The Science of wellbeing….
It’s not warm & fuzzy, but evidence-based and scientific. Check out the science then download the free strategies.
Positive psychology is known as the science of wellbeing and draws on decades of research from many other forms of psychology. Martin Seligman is one person who is leading the way with his revamped definition of wellbeing to move beyond happiness to a place of life satisfaction and flourishing.
To best describe how people can reach a flourishing state he describes 5 pillars that we must consciously addressed known as the PERMA Model. This involves planning ways to support the five domains that encompass: positive emotion (P), engagement (E), relationships (R), meaning (M), and accomplishment (A).
Positive emotions include feelings of joy, love, gratitude, hope and optimism. These emotions have been linked to wellbeing where “those who experience a preponderance of positive emotions—tend to be successful and accomplished across multiple life domains” (Lyubomirsky, King, & Diener, 2005, p. 801). This means that when all is going well in a persons life, they have the capacity to expand their resources to build on existing skills for future use or rest and restore their energy (Barbara L. Fredrickson, 2001).
Being engaged in the experiences of our own life occurs when we become absorbed in activities that meet a unique balance between our interests and curiosity. Csikszentmihalyi uses flow theory to describe the process of engagement as being one where we are challenged in terms of our skills yet feel a sense of mastery and competence (Csikszentmihalyi, 1996). Another strategy that teachers can use to enhance engagement is through identifying and using character strengths. In essence, strengths are internal “patterns of thought, feeling and behaviour that are energising and which lead to maximal effectiveness” (Linley & Harrington, 2006, p. 6). Character on the other hand, is typically discussed as a prescriptive approach where an external construct needs to be learned or embodied by individuals (Linkins, Niemiec, Gillham, & Mayerson, 2015). After extensive research across history, cultures and religions, Professors Chris Peterson and Martin Seligman merged these two forms of thought and suggested character resides within us. While we embody all 24 character strengths, it is our top five character strengths that more closely align with our intrinsic values and interest and are known as our signature strengths (Linley & Harrington, 2006). When signature strengths are consciously applied in everyday life, a direct increase occurs in life satisfaction, wellbeing and meaning (Wood, Linley, Maltby, Kashdan, & Hurling, 2011).
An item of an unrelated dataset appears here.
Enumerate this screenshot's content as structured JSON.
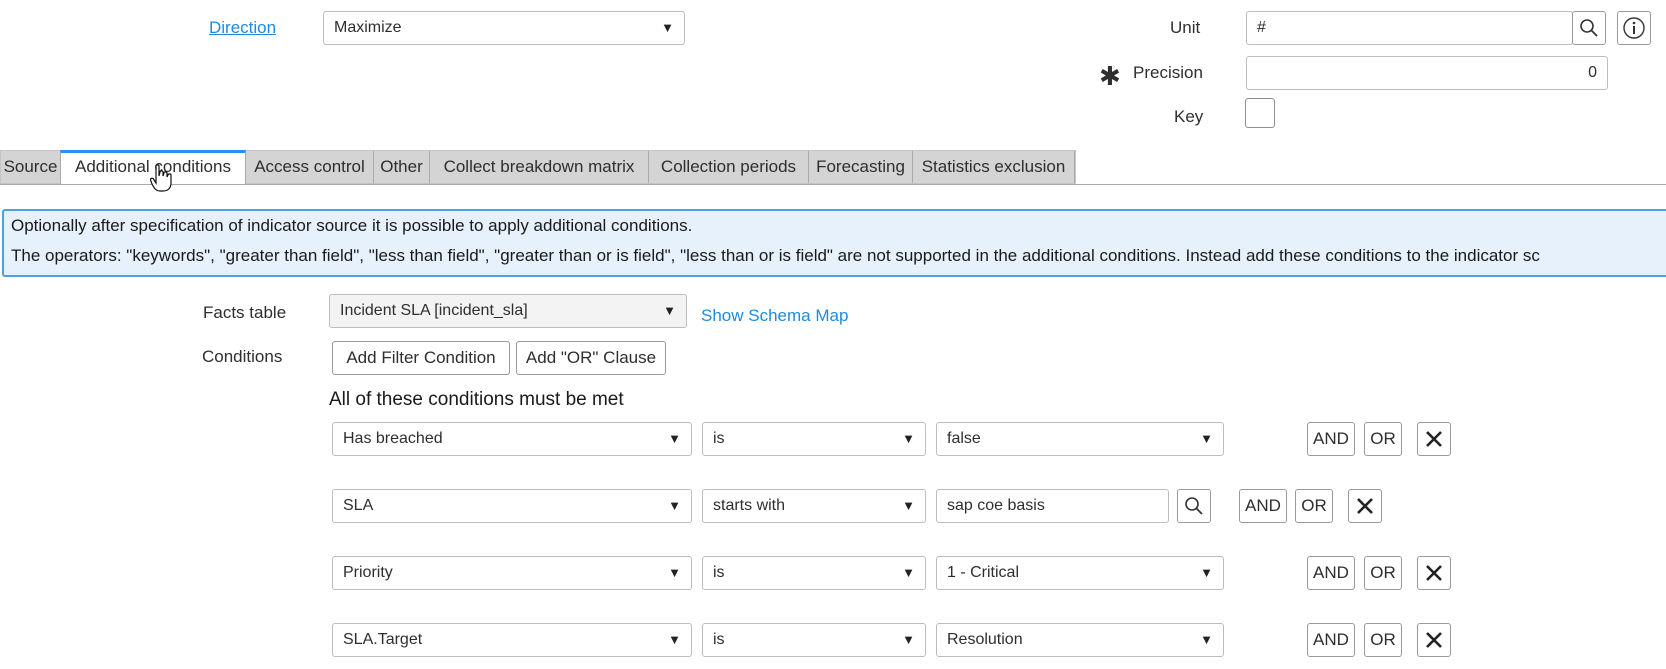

Positive relationships are central to developing sound social and emotional skills that lie at the core of our internal resources. In fact positive psychology is often quoted by Chris Peterson as being about ‘other people’. Fredrickson also states that flourishing is a combination of subjective wellbeing, psychological wellbeing and social wellbeing (Barbara L Fredrickson, 2006), highlighting the significance of relationships in supporting wellbeing.
When people feel a sense of purpose or meaning, research suggests they feel connected to something larger than themselves and therefore feel as though what they are doing has value (Kern et al., 2014). This has a direct link to eudaimonia, the term Aristotle coined to describe that which makes life worth living (Lambert et al., 2015). In order to make life meaningful, one has to apply effort and take action. This effort may not necessary generate positive emotions at first, however, with continued effort and measured successes along the way, may result in greater life satisfaction and positive affect in the long term (Lambert et al., 2015).
Accomplishment refers to the application of a personal skills and effort as a person moves towards a desired goal. This requires both motivation and persistence in an attempt to overcome possible challenges whilst having enough insight to remain flexible along the path to achievement. Setting clear goals and planning realistic and strategic ways in which to achieve these goals is foundational to the learning process. This also involves celebrating achievements as a way to increase positive affect as well as help the learner cope with disappointments as a way to build a growth mindset and resilience.
Want to know what this looks like in a school? Checkout this video from Mount Barker High where students explain PERMA
Now you have science, now here are the strategies – Simply click on the picture to get your list of strategies